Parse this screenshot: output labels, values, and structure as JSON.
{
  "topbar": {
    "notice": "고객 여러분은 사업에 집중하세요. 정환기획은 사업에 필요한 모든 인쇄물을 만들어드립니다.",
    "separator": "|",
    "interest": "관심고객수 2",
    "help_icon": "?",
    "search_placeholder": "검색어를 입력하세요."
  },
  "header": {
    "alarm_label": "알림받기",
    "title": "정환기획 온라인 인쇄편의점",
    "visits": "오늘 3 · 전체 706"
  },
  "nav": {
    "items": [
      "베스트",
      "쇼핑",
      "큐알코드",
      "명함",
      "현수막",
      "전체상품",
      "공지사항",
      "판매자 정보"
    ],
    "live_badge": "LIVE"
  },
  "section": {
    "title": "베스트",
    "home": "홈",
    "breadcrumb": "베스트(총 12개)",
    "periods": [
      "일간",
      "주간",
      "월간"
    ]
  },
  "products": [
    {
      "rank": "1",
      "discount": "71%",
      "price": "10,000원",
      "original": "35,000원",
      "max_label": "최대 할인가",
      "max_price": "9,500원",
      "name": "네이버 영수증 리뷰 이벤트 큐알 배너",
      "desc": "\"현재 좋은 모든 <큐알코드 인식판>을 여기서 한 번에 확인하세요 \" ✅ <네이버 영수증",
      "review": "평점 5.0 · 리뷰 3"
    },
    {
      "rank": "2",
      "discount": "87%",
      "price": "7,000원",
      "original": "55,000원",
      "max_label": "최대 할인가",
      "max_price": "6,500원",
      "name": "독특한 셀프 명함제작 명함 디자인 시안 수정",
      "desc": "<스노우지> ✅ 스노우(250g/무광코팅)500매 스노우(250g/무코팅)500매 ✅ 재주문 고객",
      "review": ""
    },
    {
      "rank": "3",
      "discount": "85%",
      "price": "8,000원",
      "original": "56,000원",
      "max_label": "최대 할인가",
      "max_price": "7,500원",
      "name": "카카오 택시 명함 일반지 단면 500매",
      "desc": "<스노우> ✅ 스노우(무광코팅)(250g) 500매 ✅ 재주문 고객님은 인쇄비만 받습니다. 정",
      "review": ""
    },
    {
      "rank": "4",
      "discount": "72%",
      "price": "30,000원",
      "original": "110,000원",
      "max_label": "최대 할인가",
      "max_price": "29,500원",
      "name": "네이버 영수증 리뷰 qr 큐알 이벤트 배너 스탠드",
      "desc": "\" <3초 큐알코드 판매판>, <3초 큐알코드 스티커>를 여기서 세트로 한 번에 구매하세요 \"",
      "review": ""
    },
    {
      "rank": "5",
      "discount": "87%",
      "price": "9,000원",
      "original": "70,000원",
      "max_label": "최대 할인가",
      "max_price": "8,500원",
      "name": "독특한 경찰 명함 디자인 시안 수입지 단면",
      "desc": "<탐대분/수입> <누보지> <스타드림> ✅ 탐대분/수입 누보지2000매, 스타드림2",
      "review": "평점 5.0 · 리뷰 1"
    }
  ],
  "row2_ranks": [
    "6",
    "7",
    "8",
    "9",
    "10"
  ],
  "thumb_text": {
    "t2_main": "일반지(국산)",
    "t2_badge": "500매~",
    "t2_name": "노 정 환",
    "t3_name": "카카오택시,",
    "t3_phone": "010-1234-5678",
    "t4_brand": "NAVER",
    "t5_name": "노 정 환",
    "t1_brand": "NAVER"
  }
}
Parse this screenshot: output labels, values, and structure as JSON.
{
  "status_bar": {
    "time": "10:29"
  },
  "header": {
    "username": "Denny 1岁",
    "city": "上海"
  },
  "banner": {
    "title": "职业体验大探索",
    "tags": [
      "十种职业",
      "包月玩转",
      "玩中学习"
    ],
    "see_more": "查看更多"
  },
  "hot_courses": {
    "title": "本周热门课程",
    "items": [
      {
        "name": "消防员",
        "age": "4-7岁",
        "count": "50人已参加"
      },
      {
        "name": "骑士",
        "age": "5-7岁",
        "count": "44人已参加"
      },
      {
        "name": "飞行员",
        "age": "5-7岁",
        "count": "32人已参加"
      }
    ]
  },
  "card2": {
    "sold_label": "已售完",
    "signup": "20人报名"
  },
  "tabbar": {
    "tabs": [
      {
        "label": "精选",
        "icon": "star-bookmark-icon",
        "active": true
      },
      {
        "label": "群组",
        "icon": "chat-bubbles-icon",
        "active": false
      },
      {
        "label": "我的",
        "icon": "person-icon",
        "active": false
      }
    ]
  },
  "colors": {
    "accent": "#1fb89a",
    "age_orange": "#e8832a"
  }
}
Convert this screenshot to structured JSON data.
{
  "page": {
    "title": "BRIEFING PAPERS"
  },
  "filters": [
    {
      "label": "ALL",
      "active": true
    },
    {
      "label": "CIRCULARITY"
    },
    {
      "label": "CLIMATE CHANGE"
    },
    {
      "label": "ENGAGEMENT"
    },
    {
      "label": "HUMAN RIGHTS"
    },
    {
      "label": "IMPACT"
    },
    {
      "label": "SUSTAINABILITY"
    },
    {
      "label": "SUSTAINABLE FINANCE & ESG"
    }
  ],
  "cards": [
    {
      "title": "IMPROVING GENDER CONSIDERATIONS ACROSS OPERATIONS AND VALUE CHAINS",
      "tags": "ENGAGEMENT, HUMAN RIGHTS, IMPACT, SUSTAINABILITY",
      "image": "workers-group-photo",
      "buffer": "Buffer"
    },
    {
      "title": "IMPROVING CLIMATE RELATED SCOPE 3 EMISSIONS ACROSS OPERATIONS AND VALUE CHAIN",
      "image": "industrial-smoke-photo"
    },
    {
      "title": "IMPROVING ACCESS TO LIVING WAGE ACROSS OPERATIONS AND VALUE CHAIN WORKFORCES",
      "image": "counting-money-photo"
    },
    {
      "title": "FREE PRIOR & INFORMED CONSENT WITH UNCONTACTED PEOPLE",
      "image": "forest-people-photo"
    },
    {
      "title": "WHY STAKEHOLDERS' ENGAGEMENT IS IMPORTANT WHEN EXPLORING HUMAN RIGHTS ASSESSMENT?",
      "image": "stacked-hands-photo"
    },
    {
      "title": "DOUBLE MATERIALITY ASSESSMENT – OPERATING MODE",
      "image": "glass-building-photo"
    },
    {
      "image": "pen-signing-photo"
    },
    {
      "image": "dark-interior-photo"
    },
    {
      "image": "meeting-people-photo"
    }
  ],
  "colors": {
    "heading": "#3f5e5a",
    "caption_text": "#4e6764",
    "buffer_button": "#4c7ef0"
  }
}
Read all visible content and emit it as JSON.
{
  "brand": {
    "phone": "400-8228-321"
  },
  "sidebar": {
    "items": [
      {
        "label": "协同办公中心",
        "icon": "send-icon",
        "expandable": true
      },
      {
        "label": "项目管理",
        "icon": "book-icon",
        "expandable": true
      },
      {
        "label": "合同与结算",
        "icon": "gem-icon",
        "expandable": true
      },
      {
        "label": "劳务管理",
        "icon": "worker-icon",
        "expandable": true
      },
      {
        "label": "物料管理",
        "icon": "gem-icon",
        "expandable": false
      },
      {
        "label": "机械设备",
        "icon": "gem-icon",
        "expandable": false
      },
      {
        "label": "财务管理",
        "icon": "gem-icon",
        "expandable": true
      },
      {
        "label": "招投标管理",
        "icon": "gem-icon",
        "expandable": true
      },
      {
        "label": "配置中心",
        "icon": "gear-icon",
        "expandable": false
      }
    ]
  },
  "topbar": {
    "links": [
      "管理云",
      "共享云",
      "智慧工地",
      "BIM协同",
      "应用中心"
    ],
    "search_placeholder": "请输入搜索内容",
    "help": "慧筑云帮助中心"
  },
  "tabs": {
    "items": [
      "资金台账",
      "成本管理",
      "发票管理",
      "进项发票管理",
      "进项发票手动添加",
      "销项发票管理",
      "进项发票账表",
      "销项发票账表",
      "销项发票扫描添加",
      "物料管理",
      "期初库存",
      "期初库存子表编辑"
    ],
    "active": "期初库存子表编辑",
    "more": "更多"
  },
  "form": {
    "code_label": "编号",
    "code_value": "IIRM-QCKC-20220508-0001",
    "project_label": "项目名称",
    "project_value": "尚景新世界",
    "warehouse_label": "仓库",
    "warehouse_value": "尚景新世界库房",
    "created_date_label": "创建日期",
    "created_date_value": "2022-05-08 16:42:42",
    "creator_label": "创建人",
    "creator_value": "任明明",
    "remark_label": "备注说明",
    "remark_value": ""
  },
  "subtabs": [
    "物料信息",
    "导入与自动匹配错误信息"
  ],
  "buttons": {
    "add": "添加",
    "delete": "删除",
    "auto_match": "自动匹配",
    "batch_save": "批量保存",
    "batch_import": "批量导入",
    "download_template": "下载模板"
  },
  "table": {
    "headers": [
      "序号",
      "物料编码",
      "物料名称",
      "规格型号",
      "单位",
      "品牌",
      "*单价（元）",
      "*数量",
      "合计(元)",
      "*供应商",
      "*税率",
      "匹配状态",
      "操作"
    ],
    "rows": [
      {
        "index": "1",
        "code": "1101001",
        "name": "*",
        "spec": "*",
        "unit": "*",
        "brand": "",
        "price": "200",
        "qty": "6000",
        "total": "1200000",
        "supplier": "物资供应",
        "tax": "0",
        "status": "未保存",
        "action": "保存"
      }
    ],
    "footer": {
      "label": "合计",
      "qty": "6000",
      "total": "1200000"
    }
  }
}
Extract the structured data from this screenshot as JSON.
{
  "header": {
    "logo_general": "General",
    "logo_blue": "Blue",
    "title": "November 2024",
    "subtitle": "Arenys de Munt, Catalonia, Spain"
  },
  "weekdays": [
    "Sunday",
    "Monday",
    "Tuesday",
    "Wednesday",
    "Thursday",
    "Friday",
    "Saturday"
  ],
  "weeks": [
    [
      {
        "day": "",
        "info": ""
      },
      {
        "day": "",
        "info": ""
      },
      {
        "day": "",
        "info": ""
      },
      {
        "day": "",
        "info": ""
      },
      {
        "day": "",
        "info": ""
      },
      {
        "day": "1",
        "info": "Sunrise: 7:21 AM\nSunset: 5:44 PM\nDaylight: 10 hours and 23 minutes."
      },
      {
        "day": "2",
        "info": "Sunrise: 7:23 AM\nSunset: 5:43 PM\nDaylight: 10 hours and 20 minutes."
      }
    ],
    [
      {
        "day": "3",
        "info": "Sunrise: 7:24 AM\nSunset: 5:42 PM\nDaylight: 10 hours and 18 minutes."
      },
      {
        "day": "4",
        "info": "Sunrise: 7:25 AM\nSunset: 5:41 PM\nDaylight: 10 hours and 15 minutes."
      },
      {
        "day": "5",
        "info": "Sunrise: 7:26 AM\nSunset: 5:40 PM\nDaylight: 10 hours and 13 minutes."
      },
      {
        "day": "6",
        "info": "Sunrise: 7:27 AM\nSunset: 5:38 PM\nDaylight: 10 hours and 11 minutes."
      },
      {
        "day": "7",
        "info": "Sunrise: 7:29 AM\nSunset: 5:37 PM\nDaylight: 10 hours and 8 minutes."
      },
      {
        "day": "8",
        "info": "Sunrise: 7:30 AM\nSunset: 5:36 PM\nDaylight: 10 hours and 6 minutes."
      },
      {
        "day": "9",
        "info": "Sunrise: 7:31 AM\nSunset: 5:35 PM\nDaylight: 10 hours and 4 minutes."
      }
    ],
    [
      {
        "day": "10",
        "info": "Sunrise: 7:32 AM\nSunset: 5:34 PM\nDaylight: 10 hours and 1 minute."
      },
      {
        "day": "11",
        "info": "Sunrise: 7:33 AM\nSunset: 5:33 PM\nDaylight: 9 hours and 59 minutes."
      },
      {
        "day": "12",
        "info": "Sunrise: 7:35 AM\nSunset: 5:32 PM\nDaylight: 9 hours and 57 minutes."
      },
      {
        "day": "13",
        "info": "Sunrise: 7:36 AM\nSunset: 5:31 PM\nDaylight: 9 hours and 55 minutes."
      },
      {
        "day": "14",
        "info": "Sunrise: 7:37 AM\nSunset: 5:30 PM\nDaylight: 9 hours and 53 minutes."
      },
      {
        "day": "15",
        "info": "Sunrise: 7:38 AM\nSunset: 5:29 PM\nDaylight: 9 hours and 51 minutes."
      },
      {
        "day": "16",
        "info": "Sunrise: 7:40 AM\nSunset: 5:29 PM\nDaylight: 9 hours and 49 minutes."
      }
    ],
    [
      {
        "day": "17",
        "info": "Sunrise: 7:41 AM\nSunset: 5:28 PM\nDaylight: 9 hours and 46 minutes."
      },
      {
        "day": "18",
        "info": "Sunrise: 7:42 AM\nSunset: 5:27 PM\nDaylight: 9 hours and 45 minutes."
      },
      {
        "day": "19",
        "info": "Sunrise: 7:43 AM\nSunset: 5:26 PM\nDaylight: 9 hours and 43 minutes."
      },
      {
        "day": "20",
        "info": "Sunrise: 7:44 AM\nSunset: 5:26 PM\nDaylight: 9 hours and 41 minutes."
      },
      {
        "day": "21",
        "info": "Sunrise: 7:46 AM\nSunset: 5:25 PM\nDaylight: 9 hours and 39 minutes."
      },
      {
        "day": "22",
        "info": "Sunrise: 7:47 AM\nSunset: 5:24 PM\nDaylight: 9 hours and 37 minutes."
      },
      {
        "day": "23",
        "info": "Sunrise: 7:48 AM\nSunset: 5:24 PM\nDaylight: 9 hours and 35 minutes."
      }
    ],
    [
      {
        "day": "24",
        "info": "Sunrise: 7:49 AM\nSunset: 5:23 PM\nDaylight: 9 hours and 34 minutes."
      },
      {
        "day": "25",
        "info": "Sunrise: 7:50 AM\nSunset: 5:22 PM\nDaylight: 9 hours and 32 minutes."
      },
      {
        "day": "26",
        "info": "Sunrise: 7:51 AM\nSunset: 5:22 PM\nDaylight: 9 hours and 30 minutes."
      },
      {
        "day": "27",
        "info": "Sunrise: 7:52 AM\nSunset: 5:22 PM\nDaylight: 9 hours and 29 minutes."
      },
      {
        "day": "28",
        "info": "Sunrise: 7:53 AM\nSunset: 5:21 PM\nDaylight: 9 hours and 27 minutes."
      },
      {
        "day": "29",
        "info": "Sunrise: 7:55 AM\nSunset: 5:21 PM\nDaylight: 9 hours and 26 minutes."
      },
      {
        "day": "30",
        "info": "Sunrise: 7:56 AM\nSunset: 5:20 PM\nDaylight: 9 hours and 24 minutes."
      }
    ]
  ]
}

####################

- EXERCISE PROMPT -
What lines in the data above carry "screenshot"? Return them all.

- RESULT FOR THIS TASK -
Parse this screenshot: output labels, values, and structure as JSON.
Parse this screenshot: output labels, values, and structure as JSON.
Convert this screenshot to structured JSON data.
Extract the structured data from this screenshot as JSON.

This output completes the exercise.